But you should be aware of the mistakes you already made, so that you don't make the same mistakes again. You should not have moved by Order to Show Cause. You should have made a motion on notice. You should not have communicated in any way with the landlord. The landlord is represented by a lawyer. That is the only person you should communicate with. And, you should not have communicated with anybody by first class mail or by telephone. The statute (below) requires communication only by certified mail, return receipt requested. So communicating any other way is pointless.

If you have irrefutable proof that you sent a demand letter to the landlord's attorney -- by certified mail, return receipt requested -- very clearly stating that because the debt was fully paid you demanded that a Satisfaction of Judgment be filed with the Clerk of the Court and a filed copy sent to you, but your letter was ignored and no Satisfaction of Judgment was ever filed, then your remedy is to make a motion on notice seeking relief pursuant to CPLR 5020, that is, seeking a Judge to issue an order (i) compelling the landlord's attorney to file a Satisfaction of Judgment and provide you with a filed copy; and (ii) awarding you the mandatory $100.00 statutory penalty, pursuant to CPLR 5020(c).

If you don't have irrefutable proof that you sent a proper demand letter to the landlord's attorney by certified mail, return receipt requested, send another one, wait 20 days from when the letter is delivered and then, assuming you again get no response, make a motion on notice as described above. If you send another demand letter you should attach to it a copy of whatever proof you have that the debt was fully paid. If you do that the landlord's attorney will not be able to respond to your motion by trying to claim that he or she was unaware that the debt was fully paid.

Finally, you should be aware that almost nobody ever files a Satisfaction of Judgment (commonly known as a "sat") concerning Housing Court cases. So you may find the Judge and the landlord's attorney extremely annoyed because you made the motion. But you have the statutory right to have a sat filed, so insist on getting it. You should explain to the Judge (in your motion papers and at oral argument) that the reason you are insisting on getting a sat is because you continue to be prejudiced and harmed -- considering that your credit report has a false listing of an unpaid judgment -- because the landlord's attorney stubbornly and improperly refused to follow the mandatory requirements of CPLR 5020(a).

To prove that you have been prejudiced and harmed you should include a copy of your credit report with your motion papers. Please be sure to redact your social security number and all other information that has nothing to do with the false listing of the unpaid judgment.

CPLR 5020(c) states:

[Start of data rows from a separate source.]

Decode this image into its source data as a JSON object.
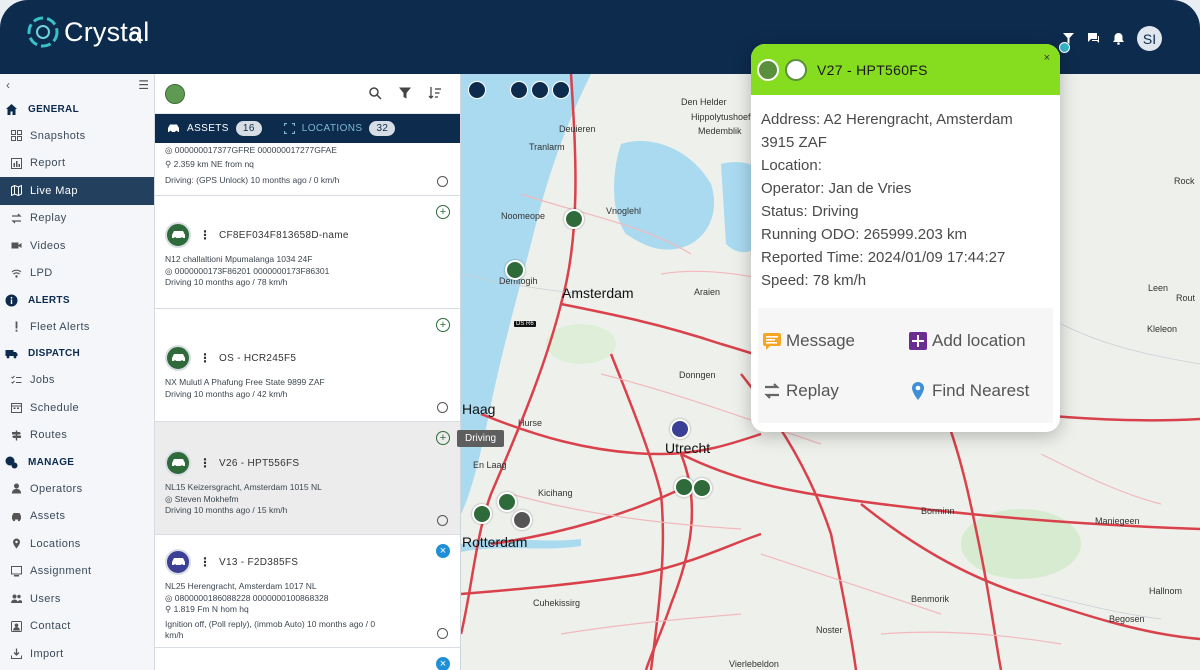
{
  "app": {
    "name": "Crystal",
    "user_initials": "SI"
  },
  "sidebar": {
    "sections": [
      {
        "label": "GENERAL",
        "icon": "home-icon",
        "items": [
          {
            "label": "Snapshots",
            "icon": "grid-icon"
          },
          {
            "label": "Report",
            "icon": "bar-chart-icon"
          },
          {
            "label": "Live Map",
            "icon": "map-icon",
            "active": true
          },
          {
            "label": "Replay",
            "icon": "replay-icon"
          },
          {
            "label": "Videos",
            "icon": "video-icon"
          },
          {
            "label": "LPD",
            "icon": "wifi-icon"
          }
        ]
      },
      {
        "label": "ALERTS",
        "icon": "info-icon",
        "items": [
          {
            "label": "Fleet Alerts",
            "icon": "exclamation-icon"
          }
        ]
      },
      {
        "label": "DISPATCH",
        "icon": "truck-icon",
        "items": [
          {
            "label": "Jobs",
            "icon": "list-icon"
          },
          {
            "label": "Schedule",
            "icon": "calendar-icon"
          },
          {
            "label": "Routes",
            "icon": "signpost-icon"
          }
        ]
      },
      {
        "label": "MANAGE",
        "icon": "manage-icon",
        "items": [
          {
            "label": "Operators",
            "icon": "person-icon"
          },
          {
            "label": "Assets",
            "icon": "car-icon"
          },
          {
            "label": "Locations",
            "icon": "location-icon"
          },
          {
            "label": "Assignment",
            "icon": "monitor-icon"
          },
          {
            "label": "Users",
            "icon": "users-icon"
          },
          {
            "label": "Contact",
            "icon": "contact-icon"
          },
          {
            "label": "Import",
            "icon": "import-icon"
          }
        ]
      }
    ]
  },
  "panel": {
    "tabs": [
      {
        "label": "ASSETS",
        "count": "16"
      },
      {
        "label": "LOCATIONS",
        "count": "32"
      }
    ],
    "assets": [
      {
        "name": "",
        "lines": [
          "000000017377GFRE 000000017277GFAE",
          "2.359 km NE from nq",
          "Driving: (GPS Unlock) 10 months ago / 0 km/h"
        ]
      },
      {
        "name": "CF8EF034F813658D-name",
        "lines": [
          "N12 challaltioni Mpumalanga 1034 24F",
          "0000000173F86201 0000000173F86301",
          "Driving 10 months ago / 78 km/h"
        ]
      },
      {
        "name": "OS - HCR245F5",
        "lines": [
          "NX Mulutl A Phafung Free State 9899 ZAF",
          "Driving 10 months ago / 42 km/h"
        ]
      },
      {
        "name": "V26 - HPT556FS",
        "lines": [
          "NL15 Keizersgracht, Amsterdam 1015 NL",
          "Steven Mokhefm",
          "Driving 10 months ago / 15 km/h"
        ]
      },
      {
        "name": "V13 - F2D385FS",
        "lines": [
          "NL25 Herengracht, Amsterdam 1017 NL",
          "0800000186088228 0000000100868328",
          "1.819 Fm N hom hq",
          "Ignition off, (Poll reply), (immob Auto) 10 months ago / 0",
          "km/h"
        ]
      }
    ],
    "tooltip": "Driving"
  },
  "map": {
    "cities": [
      "Amsterdam",
      "Haag",
      "Utrecht",
      "Rotterdam"
    ],
    "places": [
      "Den Helder",
      "Hippolytushoef",
      "Medemblik",
      "Deuieren",
      "Tranlarm",
      "Noomeope",
      "Vnoglehl",
      "Demtogih",
      "Hurse",
      "Donngen",
      "Araien",
      "En Laag",
      "Kicihang",
      "Cuhekissirg",
      "Noster",
      "Vierlebeldon",
      "Benmorik",
      "Borminn",
      "Maniegeen",
      "Begosen",
      "Hallnom",
      "Rock",
      "Leen",
      "Kleleon",
      "Rout"
    ],
    "badge": "DS R6"
  },
  "popup": {
    "title": "V27 - HPT560FS",
    "address_label": "Address:",
    "address": "A2 Herengracht, Amsterdam",
    "address2": "3915 ZAF",
    "location_label": "Location:",
    "operator_label": "Operator:",
    "operator": "Jan de Vries",
    "status_label": "Status:",
    "status": "Driving",
    "odo_label": "Running ODO:",
    "odo": "265999.203 km",
    "time_label": "Reported Time:",
    "time": "2024/01/09 17:44:27",
    "speed_label": "Speed:",
    "speed": "78 km/h",
    "actions": {
      "message": "Message",
      "add_location": "Add location",
      "replay": "Replay",
      "find_nearest": "Find Nearest"
    }
  }
}
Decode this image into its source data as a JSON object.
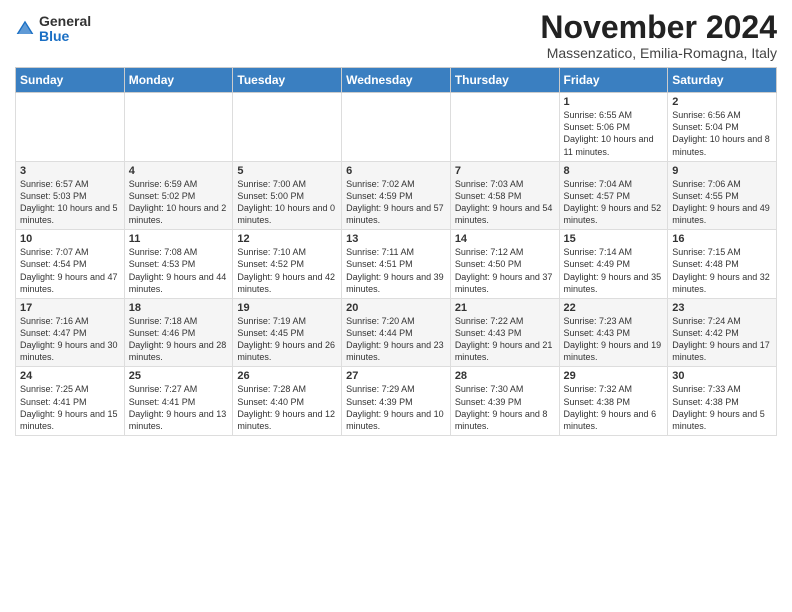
{
  "header": {
    "logo": {
      "general": "General",
      "blue": "Blue"
    },
    "title": "November 2024",
    "subtitle": "Massenzatico, Emilia-Romagna, Italy"
  },
  "days_header": [
    "Sunday",
    "Monday",
    "Tuesday",
    "Wednesday",
    "Thursday",
    "Friday",
    "Saturday"
  ],
  "weeks": [
    [
      {
        "day": "",
        "info": ""
      },
      {
        "day": "",
        "info": ""
      },
      {
        "day": "",
        "info": ""
      },
      {
        "day": "",
        "info": ""
      },
      {
        "day": "",
        "info": ""
      },
      {
        "day": "1",
        "info": "Sunrise: 6:55 AM\nSunset: 5:06 PM\nDaylight: 10 hours and 11 minutes."
      },
      {
        "day": "2",
        "info": "Sunrise: 6:56 AM\nSunset: 5:04 PM\nDaylight: 10 hours and 8 minutes."
      }
    ],
    [
      {
        "day": "3",
        "info": "Sunrise: 6:57 AM\nSunset: 5:03 PM\nDaylight: 10 hours and 5 minutes."
      },
      {
        "day": "4",
        "info": "Sunrise: 6:59 AM\nSunset: 5:02 PM\nDaylight: 10 hours and 2 minutes."
      },
      {
        "day": "5",
        "info": "Sunrise: 7:00 AM\nSunset: 5:00 PM\nDaylight: 10 hours and 0 minutes."
      },
      {
        "day": "6",
        "info": "Sunrise: 7:02 AM\nSunset: 4:59 PM\nDaylight: 9 hours and 57 minutes."
      },
      {
        "day": "7",
        "info": "Sunrise: 7:03 AM\nSunset: 4:58 PM\nDaylight: 9 hours and 54 minutes."
      },
      {
        "day": "8",
        "info": "Sunrise: 7:04 AM\nSunset: 4:57 PM\nDaylight: 9 hours and 52 minutes."
      },
      {
        "day": "9",
        "info": "Sunrise: 7:06 AM\nSunset: 4:55 PM\nDaylight: 9 hours and 49 minutes."
      }
    ],
    [
      {
        "day": "10",
        "info": "Sunrise: 7:07 AM\nSunset: 4:54 PM\nDaylight: 9 hours and 47 minutes."
      },
      {
        "day": "11",
        "info": "Sunrise: 7:08 AM\nSunset: 4:53 PM\nDaylight: 9 hours and 44 minutes."
      },
      {
        "day": "12",
        "info": "Sunrise: 7:10 AM\nSunset: 4:52 PM\nDaylight: 9 hours and 42 minutes."
      },
      {
        "day": "13",
        "info": "Sunrise: 7:11 AM\nSunset: 4:51 PM\nDaylight: 9 hours and 39 minutes."
      },
      {
        "day": "14",
        "info": "Sunrise: 7:12 AM\nSunset: 4:50 PM\nDaylight: 9 hours and 37 minutes."
      },
      {
        "day": "15",
        "info": "Sunrise: 7:14 AM\nSunset: 4:49 PM\nDaylight: 9 hours and 35 minutes."
      },
      {
        "day": "16",
        "info": "Sunrise: 7:15 AM\nSunset: 4:48 PM\nDaylight: 9 hours and 32 minutes."
      }
    ],
    [
      {
        "day": "17",
        "info": "Sunrise: 7:16 AM\nSunset: 4:47 PM\nDaylight: 9 hours and 30 minutes."
      },
      {
        "day": "18",
        "info": "Sunrise: 7:18 AM\nSunset: 4:46 PM\nDaylight: 9 hours and 28 minutes."
      },
      {
        "day": "19",
        "info": "Sunrise: 7:19 AM\nSunset: 4:45 PM\nDaylight: 9 hours and 26 minutes."
      },
      {
        "day": "20",
        "info": "Sunrise: 7:20 AM\nSunset: 4:44 PM\nDaylight: 9 hours and 23 minutes."
      },
      {
        "day": "21",
        "info": "Sunrise: 7:22 AM\nSunset: 4:43 PM\nDaylight: 9 hours and 21 minutes."
      },
      {
        "day": "22",
        "info": "Sunrise: 7:23 AM\nSunset: 4:43 PM\nDaylight: 9 hours and 19 minutes."
      },
      {
        "day": "23",
        "info": "Sunrise: 7:24 AM\nSunset: 4:42 PM\nDaylight: 9 hours and 17 minutes."
      }
    ],
    [
      {
        "day": "24",
        "info": "Sunrise: 7:25 AM\nSunset: 4:41 PM\nDaylight: 9 hours and 15 minutes."
      },
      {
        "day": "25",
        "info": "Sunrise: 7:27 AM\nSunset: 4:41 PM\nDaylight: 9 hours and 13 minutes."
      },
      {
        "day": "26",
        "info": "Sunrise: 7:28 AM\nSunset: 4:40 PM\nDaylight: 9 hours and 12 minutes."
      },
      {
        "day": "27",
        "info": "Sunrise: 7:29 AM\nSunset: 4:39 PM\nDaylight: 9 hours and 10 minutes."
      },
      {
        "day": "28",
        "info": "Sunrise: 7:30 AM\nSunset: 4:39 PM\nDaylight: 9 hours and 8 minutes."
      },
      {
        "day": "29",
        "info": "Sunrise: 7:32 AM\nSunset: 4:38 PM\nDaylight: 9 hours and 6 minutes."
      },
      {
        "day": "30",
        "info": "Sunrise: 7:33 AM\nSunset: 4:38 PM\nDaylight: 9 hours and 5 minutes."
      }
    ]
  ]
}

When the judgment is fully satisfied, if the person required to execute and file with the proper clerk pursuant to subdivisions (a) and (d) hereof fails or refuses to do so within twenty days after receiving full satisfaction, then the judgment creditor shall be subject
to a penalty of one hundred dollars recoverable by the judgment debtor pursuant to Section 7202 of the civil practice law and rules or article eighteen of either the New York City civil court act, uniform district court act or uniform city court act; provided, however, that such penalty shall not be recoverable when a city with a population greater than one million persons is the judgment creditor, unless such judgment creditor shall fail to execute and file a satisfaction-piece with the proper clerk pursuant to subdivisions (a) and (d) hereof within twenty days after having been served by the judgment debtor with a written demand therefor by certified mail, return receipt requested.

The rest of CPLR 5020 is here:

Let us know the outcome of your motion.

Good luck!